** Opening MATERIAL FOR THE TASK block **
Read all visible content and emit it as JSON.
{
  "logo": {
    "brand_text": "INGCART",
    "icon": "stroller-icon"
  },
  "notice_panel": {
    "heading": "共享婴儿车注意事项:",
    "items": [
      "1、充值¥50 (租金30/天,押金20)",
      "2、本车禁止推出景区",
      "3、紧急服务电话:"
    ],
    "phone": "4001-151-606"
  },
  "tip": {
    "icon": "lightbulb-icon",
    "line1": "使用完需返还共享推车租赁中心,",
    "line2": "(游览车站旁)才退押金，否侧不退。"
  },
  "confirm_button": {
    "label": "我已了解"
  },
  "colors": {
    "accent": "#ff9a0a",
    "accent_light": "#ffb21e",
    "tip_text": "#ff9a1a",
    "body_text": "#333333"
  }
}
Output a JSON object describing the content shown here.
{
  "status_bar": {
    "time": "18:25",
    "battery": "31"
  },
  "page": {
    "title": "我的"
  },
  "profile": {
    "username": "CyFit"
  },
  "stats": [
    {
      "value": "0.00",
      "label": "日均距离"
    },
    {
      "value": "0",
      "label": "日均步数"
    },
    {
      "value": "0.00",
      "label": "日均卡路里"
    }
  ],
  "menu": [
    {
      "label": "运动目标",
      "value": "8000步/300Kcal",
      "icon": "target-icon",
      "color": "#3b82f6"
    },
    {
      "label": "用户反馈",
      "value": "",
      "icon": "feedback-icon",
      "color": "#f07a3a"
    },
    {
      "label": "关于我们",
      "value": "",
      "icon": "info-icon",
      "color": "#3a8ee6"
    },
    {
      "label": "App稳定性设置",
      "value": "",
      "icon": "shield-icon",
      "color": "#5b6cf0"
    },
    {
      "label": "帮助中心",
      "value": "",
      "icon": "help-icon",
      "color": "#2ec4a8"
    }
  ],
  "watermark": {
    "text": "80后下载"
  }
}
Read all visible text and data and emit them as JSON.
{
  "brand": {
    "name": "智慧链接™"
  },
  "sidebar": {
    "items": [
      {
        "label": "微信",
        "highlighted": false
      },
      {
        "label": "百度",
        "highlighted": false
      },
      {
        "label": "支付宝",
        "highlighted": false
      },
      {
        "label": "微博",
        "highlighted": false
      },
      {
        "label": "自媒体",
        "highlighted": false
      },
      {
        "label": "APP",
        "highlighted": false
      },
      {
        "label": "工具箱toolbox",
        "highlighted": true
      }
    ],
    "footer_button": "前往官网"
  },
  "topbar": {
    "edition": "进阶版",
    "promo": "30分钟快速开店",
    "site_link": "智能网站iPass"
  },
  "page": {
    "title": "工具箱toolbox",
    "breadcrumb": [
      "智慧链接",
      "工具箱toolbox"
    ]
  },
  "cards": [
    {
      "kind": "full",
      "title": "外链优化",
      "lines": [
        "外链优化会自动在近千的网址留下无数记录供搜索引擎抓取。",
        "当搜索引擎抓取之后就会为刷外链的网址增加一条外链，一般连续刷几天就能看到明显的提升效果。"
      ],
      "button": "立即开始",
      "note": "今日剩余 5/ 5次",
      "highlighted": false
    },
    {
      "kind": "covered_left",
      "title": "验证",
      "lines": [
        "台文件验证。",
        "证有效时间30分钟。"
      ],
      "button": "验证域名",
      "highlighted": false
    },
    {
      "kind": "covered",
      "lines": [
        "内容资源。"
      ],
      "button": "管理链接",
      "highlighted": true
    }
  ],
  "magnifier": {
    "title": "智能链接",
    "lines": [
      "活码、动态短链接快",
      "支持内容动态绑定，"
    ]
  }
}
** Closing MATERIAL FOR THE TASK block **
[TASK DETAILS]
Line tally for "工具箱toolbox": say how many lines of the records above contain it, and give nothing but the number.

[ANSWER TO THIS PROBLEM]
3